South China Morning Post
7 May 2016
Universal suffrage. Nominating committees. Legislative councillors. Debate on “one country, two systems” has focused on these and similar elements for almost 20 years. They are legitimate discussions. But political reform of the Basic Law as it stands is a short- to mid-term goal at best and needs to be addressed against the backdrop of one golden question: “What happens after 2047?”
Independence for Hong Kong, we are told, is impossible. Notwithstanding, in 30 years, Hong Kong will find itself in one of four potential scenarios: first, and most optimistically, all the freedoms and rights afforded to individuals and government branches as enumerated in the Basic Law will be fully enjoyed.

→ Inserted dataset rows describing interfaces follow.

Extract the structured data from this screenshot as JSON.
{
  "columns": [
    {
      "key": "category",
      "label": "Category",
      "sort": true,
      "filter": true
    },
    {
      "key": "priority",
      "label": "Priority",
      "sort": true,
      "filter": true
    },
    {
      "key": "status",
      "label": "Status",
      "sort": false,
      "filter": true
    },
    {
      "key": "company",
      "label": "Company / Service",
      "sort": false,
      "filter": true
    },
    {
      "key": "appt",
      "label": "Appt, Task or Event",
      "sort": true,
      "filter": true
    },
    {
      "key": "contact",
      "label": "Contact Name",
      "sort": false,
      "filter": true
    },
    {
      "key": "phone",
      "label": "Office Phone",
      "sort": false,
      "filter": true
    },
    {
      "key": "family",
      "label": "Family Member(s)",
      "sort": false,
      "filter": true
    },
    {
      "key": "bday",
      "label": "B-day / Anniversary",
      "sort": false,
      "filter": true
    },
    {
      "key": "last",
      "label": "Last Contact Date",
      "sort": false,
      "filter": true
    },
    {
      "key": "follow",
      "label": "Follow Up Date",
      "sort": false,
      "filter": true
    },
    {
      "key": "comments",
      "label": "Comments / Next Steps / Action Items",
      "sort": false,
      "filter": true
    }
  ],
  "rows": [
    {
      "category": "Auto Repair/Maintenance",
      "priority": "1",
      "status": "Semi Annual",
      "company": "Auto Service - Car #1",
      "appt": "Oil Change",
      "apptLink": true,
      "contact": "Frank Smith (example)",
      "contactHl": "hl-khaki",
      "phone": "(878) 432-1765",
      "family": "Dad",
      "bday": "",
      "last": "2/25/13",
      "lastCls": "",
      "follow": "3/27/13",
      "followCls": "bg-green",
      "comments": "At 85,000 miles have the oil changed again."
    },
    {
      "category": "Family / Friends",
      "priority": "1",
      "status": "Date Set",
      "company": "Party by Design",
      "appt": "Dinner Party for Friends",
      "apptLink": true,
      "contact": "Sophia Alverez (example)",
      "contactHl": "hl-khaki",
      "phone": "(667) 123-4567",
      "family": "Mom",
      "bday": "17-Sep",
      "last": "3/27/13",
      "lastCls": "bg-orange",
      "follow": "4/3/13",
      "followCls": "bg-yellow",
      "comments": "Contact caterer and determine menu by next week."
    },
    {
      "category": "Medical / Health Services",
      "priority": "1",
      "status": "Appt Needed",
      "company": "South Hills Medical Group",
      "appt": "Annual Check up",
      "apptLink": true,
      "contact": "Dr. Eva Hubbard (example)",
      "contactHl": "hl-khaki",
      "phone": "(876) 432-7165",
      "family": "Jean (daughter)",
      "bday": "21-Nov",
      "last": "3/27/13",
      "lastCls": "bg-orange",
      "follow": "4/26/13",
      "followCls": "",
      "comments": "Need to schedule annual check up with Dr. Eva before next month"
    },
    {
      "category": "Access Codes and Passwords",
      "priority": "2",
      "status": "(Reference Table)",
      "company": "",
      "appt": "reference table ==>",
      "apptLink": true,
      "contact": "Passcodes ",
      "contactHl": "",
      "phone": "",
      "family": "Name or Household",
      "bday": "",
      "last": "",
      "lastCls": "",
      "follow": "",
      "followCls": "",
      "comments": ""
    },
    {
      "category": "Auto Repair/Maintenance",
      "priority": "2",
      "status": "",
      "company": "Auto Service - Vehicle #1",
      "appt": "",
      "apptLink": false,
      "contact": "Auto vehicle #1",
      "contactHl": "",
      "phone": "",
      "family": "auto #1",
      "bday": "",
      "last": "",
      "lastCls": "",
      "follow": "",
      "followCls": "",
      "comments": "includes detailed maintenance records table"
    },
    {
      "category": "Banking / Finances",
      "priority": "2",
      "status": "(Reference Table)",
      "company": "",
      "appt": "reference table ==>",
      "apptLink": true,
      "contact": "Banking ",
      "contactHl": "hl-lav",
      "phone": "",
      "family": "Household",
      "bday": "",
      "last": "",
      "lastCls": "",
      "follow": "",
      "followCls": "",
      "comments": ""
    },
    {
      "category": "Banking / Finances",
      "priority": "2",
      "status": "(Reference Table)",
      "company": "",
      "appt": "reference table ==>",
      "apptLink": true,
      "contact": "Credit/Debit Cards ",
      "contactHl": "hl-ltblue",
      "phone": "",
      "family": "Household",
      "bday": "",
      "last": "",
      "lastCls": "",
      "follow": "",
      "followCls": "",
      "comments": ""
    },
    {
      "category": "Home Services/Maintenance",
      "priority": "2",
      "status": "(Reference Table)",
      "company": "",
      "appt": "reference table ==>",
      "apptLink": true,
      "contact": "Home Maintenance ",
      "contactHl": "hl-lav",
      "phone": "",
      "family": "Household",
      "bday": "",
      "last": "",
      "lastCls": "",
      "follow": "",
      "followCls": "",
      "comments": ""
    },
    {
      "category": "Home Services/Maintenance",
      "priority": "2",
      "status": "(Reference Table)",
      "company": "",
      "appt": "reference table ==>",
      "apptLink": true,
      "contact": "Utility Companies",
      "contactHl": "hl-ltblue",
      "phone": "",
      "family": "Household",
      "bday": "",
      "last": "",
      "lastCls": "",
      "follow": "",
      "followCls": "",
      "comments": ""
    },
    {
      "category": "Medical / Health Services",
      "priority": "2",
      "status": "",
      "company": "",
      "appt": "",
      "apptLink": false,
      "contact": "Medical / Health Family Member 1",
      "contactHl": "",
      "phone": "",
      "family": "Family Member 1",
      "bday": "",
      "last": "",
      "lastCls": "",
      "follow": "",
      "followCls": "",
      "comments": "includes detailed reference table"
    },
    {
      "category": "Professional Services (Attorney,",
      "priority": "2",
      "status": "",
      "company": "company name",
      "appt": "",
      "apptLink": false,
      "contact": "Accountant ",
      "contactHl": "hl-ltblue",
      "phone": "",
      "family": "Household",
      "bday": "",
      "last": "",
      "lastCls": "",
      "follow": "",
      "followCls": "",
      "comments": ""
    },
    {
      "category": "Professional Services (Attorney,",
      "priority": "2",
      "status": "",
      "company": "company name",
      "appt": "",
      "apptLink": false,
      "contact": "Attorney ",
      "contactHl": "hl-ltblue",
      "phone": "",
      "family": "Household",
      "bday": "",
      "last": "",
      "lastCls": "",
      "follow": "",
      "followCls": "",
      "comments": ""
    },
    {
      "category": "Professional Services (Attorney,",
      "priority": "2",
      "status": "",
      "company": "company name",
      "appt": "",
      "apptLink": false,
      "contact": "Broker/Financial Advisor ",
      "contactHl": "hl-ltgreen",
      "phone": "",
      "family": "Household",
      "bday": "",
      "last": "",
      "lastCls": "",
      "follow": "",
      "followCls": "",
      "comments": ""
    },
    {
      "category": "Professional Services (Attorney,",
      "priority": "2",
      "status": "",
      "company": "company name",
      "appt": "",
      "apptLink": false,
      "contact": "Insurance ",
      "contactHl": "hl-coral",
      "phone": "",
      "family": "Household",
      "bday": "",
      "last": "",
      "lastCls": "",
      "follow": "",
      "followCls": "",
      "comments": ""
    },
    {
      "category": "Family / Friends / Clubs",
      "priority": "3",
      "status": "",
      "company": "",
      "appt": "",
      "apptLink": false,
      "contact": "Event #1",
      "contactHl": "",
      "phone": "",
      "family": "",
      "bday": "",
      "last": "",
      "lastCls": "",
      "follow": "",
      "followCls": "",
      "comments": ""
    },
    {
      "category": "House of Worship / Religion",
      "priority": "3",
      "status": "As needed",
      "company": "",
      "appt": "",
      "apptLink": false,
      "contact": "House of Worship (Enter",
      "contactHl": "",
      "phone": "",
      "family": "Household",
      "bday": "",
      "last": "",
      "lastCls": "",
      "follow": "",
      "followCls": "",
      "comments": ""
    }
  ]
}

In light of the obstacles, divisions and stumbling blocks that Hong Kong has endured over the past two decades, partisan politics renders the outlook bleak. As we rapidly approach the half-way point of the Basic Law’s shelf life, this eventuality has the potential to float away before our eyes... Click here to read the full article.